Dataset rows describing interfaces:
__________
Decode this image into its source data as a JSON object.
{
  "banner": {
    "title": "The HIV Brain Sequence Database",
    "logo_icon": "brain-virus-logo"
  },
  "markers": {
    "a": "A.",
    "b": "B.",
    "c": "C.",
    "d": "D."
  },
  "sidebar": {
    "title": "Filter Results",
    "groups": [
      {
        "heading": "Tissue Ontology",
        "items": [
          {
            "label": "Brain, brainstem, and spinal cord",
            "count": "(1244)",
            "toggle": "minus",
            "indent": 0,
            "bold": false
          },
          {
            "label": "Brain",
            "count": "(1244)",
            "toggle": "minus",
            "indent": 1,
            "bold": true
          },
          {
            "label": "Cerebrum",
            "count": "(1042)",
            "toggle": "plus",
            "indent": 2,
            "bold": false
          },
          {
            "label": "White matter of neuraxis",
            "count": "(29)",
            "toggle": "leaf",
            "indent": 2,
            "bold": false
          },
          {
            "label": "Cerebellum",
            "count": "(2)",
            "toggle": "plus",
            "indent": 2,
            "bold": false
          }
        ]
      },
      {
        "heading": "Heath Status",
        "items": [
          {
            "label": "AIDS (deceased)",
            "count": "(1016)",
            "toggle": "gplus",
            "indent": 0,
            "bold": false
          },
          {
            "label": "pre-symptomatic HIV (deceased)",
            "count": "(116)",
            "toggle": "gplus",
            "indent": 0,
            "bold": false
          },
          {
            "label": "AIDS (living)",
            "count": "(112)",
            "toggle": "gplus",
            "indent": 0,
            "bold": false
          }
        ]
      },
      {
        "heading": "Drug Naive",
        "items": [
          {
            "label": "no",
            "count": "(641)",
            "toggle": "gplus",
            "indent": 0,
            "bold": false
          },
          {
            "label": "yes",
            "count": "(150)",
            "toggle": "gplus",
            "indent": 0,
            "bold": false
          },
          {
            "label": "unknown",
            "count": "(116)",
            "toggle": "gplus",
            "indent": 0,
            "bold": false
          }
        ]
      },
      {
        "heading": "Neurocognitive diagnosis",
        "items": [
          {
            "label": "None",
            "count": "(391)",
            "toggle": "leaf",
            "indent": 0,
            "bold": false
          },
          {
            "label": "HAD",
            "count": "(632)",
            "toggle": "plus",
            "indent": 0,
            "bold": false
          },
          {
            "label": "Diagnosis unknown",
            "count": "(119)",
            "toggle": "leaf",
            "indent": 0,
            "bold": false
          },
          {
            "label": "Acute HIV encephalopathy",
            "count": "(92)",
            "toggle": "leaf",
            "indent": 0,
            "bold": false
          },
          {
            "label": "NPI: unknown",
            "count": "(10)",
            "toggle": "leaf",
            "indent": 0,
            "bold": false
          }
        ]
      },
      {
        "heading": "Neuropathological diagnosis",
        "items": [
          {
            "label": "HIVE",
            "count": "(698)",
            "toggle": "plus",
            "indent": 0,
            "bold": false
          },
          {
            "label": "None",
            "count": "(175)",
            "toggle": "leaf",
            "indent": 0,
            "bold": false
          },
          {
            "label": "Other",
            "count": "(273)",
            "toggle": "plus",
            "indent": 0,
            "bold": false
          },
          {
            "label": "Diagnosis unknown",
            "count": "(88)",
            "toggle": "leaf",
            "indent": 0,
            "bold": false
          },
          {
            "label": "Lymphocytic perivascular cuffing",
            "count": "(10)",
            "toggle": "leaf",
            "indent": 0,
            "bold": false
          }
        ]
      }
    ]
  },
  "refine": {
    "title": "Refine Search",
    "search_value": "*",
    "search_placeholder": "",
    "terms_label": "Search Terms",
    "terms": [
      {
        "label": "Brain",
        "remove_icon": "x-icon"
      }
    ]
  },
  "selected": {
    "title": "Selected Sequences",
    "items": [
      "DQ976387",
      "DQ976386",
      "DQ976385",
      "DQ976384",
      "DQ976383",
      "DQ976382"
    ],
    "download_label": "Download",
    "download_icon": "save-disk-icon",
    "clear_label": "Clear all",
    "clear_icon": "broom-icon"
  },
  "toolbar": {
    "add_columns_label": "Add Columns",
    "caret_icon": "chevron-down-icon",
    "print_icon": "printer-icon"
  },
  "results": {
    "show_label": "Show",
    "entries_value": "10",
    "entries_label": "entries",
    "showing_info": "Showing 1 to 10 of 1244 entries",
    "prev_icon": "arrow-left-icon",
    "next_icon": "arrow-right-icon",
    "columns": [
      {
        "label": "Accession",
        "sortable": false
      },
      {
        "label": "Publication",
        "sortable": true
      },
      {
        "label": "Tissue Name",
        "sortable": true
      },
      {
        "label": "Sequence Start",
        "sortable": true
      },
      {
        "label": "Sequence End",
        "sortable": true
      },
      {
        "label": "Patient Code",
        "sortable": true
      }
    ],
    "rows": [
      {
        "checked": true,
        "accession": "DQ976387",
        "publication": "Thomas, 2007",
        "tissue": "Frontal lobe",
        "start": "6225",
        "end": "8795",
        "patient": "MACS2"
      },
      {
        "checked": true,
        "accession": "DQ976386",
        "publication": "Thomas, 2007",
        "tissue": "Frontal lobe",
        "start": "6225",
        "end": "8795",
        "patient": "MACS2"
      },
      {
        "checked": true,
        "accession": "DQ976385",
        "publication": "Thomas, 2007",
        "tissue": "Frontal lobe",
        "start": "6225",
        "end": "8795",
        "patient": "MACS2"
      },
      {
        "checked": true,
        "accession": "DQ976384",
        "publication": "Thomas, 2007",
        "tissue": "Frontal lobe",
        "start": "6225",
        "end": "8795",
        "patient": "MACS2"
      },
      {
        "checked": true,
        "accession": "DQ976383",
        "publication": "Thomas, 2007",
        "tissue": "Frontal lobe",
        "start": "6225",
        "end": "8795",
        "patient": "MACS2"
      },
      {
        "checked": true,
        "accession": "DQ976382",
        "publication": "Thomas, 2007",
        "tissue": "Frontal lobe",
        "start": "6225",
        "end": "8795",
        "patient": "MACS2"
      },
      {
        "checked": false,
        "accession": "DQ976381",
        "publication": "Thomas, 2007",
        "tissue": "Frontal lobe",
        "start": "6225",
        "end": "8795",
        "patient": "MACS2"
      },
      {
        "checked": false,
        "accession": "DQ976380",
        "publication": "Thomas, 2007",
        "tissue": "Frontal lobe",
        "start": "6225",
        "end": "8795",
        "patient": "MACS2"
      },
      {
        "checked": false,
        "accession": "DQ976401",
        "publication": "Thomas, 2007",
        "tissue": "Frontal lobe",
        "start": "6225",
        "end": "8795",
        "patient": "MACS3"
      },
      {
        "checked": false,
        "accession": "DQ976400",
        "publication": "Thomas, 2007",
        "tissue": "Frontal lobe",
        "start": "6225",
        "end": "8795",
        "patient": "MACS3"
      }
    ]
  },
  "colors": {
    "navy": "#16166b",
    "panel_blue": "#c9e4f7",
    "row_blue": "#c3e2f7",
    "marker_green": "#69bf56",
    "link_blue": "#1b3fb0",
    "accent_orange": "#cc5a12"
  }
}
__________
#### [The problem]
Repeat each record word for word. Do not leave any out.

#### [Exercise output]
Decode this image into its source data as a JSON object.
{
  "banner": {
    "title": "The HIV Brain Sequence Database",
    "logo_icon": "brain-virus-logo"
  },
  "markers": {
    "a": "A.",
    "b": "B.",
    "c": "C.",
    "d": "D."
  },
  "sidebar": {
    "title": "Filter Results",
    "groups": [
      {
        "heading": "Tissue Ontology",
        "items": [
          {
            "label": "Brain, brainstem, and spinal cord",
            "count": "(1244)",
            "toggle": "minus",
            "indent": 0,
            "bold": false
          },
          {
            "label": "Brain",
            "count": "(1244)",
            "toggle": "minus",
            "indent": 1,
            "bold": true
          },
          {
            "label": "Cerebrum",
            "count": "(1042)",
            "toggle": "plus",
            "indent": 2,
            "bold": false
          },
          {
            "label": "White matter of neuraxis",
            "count": "(29)",
            "toggle": "leaf",
            "indent": 2,
            "bold": false
          },
          {
            "label": "Cerebellum",
            "count": "(2)",
            "toggle": "plus",
            "indent": 2,
            "bold": false
          }
        ]
      },
      {
        "heading": "Heath Status",
        "items": [
          {
            "label": "AIDS (deceased)",
            "count": "(1016)",
            "toggle": "gplus",
            "indent": 0,
            "bold": false
          },
          {
            "label": "pre-symptomatic HIV (deceased)",
            "count": "(116)",
            "toggle": "gplus",
            "indent": 0,
            "bold": false
          },
          {
            "label": "AIDS (living)",
            "count": "(112)",
            "toggle": "gplus",
            "indent": 0,
            "bold": false
          }
        ]
      },
      {
        "heading": "Drug Naive",
        "items": [
          {
            "label": "no",
            "count": "(641)",
            "toggle": "gplus",
            "indent": 0,
            "bold": false
          },
          {
            "label": "yes",
            "count": "(150)",
            "toggle": "gplus",
            "indent": 0,
            "bold": false
          },
          {
            "label": "unknown",
            "count": "(116)",
            "toggle": "gplus",
            "indent": 0,
            "bold": false
          }
        ]
      },
      {
        "heading": "Neurocognitive diagnosis",
        "items": [
          {
            "label": "None",
            "count": "(391)",
            "toggle": "leaf",
            "indent": 0,
            "bold": false
          },
          {
            "label": "HAD",
            "count": "(632)",
            "toggle": "plus",
            "indent": 0,
            "bold": false
          },
          {
            "label": "Diagnosis unknown",
            "count": "(119)",
            "toggle": "leaf",
            "indent": 0,
            "bold": false
          },
          {
            "label": "Acute HIV encephalopathy",
            "count": "(92)",
            "toggle": "leaf",
            "indent": 0,
            "bold": false
          },
          {
            "label": "NPI: unknown",
            "count": "(10)",
            "toggle": "leaf",
            "indent": 0,
            "bold": false
          }
        ]
      },
      {
        "heading": "Neuropathological diagnosis",
        "items": [
          {
            "label": "HIVE",
            "count": "(698)",
            "toggle": "plus",
            "indent": 0,
            "bold": false
          },
          {
            "label": "None",
            "count": "(175)",
            "toggle": "leaf",
            "indent": 0,
            "bold": false
          },
          {
            "label": "Other",
            "count": "(273)",
            "toggle": "plus",
            "indent": 0,
            "bold": false
          },
          {
            "label": "Diagnosis unknown",
            "count": "(88)",
            "toggle": "leaf",
            "indent": 0,
            "bold": false
          },
          {
            "label": "Lymphocytic perivascular cuffing",
            "count": "(10)",
            "toggle": "leaf",
            "indent": 0,
            "bold": false
          }
        ]
      }
    ]
  },
  "refine": {
    "title": "Refine Search",
    "search_value": "*",
    "search_placeholder": "",
    "terms_label": "Search Terms",
    "terms": [
      {
        "label": "Brain",
        "remove_icon": "x-icon"
      }
    ]
  },
  "selected": {
    "title": "Selected Sequences",
    "items": [
      "DQ976387",
      "DQ976386",
      "DQ976385",
      "DQ976384",
      "DQ976383",
      "DQ976382"
    ],
    "download_label": "Download",
    "download_icon": "save-disk-icon",
    "clear_label": "Clear all",
    "clear_icon": "broom-icon"
  },
  "toolbar": {
    "add_columns_label": "Add Columns",
    "caret_icon": "chevron-down-icon",
    "print_icon": "printer-icon"
  },
  "results": {
    "show_label": "Show",
    "entries_value": "10",
    "entries_label": "entries",
    "showing_info": "Showing 1 to 10 of 1244 entries",
    "prev_icon": "arrow-left-icon",
    "next_icon": "arrow-right-icon",
    "columns": [
      {
        "label": "Accession",
        "sortable": false
      },
      {
        "label": "Publication",
        "sortable": true
      },
      {
        "label": "Tissue Name",
        "sortable": true
      },
      {
        "label": "Sequence Start",
        "sortable": true
      },
      {
        "label": "Sequence End",
        "sortable": true
      },
      {
        "label": "Patient Code",
        "sortable": true
      }
    ],
    "rows": [
      {
        "checked": true,
        "accession": "DQ976387",
        "publication": "Thomas, 2007",
        "tissue": "Frontal lobe",
        "start": "6225",
        "end": "8795",
        "patient": "MACS2"
      },
      {
        "checked": true,
        "accession": "DQ976386",
        "publication": "Thomas, 2007",
        "tissue": "Frontal lobe",
        "start": "6225",
        "end": "8795",
        "patient": "MACS2"
      },
      {
        "checked": true,
        "accession": "DQ976385",
        "publication": "Thomas, 2007",
        "tissue": "Frontal lobe",
        "start": "6225",
        "end": "8795",
        "patient": "MACS2"
      },
      {
        "checked": true,
        "accession": "DQ976384",
        "publication": "Thomas, 2007",
        "tissue": "Frontal lobe",
        "start": "6225",
        "end": "8795",
        "patient": "MACS2"
      },
      {
        "checked": true,
        "accession": "DQ976383",
        "publication": "Thomas, 2007",
        "tissue": "Frontal lobe",
        "start": "6225",
        "end": "8795",
        "patient": "MACS2"
      },
      {
        "checked": true,
        "accession": "DQ976382",
        "publication": "Thomas, 2007",
        "tissue": "Frontal lobe",
        "start": "6225",
        "end": "8795",
        "patient": "MACS2"
      },
      {
        "checked": false,
        "accession": "DQ976381",
        "publication": "Thomas, 2007",
        "tissue": "Frontal lobe",
        "start": "6225",
        "end": "8795",
        "patient": "MACS2"
      },
      {
        "checked": false,
        "accession": "DQ976380",
        "publication": "Thomas, 2007",
        "tissue": "Frontal lobe",
        "start": "6225",
        "end": "8795",
        "patient": "MACS2"
      },
      {
        "checked": false,
        "accession": "DQ976401",
        "publication": "Thomas, 2007",
        "tissue": "Frontal lobe",
        "start": "6225",
        "end": "8795",
        "patient": "MACS3"
      },
      {
        "checked": false,
        "accession": "DQ976400",
        "publication": "Thomas, 2007",
        "tissue": "Frontal lobe",
        "start": "6225",
        "end": "8795",
        "patient": "MACS3"
      }
    ]
  },
  "colors": {
    "navy": "#16166b",
    "panel_blue": "#c9e4f7",
    "row_blue": "#c3e2f7",
    "marker_green": "#69bf56",
    "link_blue": "#1b3fb0",
    "accent_orange": "#cc5a12"
  }
}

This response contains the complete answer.